▸ About this exercise: The lines to copy are those holding the string "icon" in the entries below.

_ _ _

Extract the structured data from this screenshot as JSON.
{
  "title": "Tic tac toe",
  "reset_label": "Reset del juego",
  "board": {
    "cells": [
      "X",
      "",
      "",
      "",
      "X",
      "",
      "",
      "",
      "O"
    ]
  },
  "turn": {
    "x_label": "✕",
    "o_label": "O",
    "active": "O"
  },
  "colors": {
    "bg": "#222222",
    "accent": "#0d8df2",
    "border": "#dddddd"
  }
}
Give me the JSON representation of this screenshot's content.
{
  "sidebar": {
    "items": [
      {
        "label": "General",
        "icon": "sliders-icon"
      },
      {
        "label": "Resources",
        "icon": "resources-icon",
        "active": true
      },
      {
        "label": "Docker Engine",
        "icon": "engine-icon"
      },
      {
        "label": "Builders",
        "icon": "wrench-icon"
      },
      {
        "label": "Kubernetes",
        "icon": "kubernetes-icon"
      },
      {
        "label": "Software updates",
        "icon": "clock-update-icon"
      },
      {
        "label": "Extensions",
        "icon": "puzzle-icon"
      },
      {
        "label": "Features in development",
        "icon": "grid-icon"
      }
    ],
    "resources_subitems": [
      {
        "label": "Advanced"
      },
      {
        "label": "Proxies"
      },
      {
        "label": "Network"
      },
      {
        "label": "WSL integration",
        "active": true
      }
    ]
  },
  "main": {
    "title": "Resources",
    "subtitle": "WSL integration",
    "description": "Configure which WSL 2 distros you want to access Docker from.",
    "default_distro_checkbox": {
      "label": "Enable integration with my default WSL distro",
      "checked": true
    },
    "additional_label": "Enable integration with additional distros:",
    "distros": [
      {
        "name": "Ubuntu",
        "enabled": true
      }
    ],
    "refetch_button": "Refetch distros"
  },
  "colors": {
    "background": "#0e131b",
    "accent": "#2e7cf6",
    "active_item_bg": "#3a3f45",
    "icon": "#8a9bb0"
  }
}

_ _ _

▸ Answer to this problem:
        "icon": "sliders-icon"
        "icon": "resources-icon",
        "icon": "engine-icon"
        "icon": "wrench-icon"
        "icon": "kubernetes-icon"
        "icon": "clock-update-icon"
        "icon": "puzzle-icon"
        "icon": "grid-icon"
    "icon": "#8a9bb0"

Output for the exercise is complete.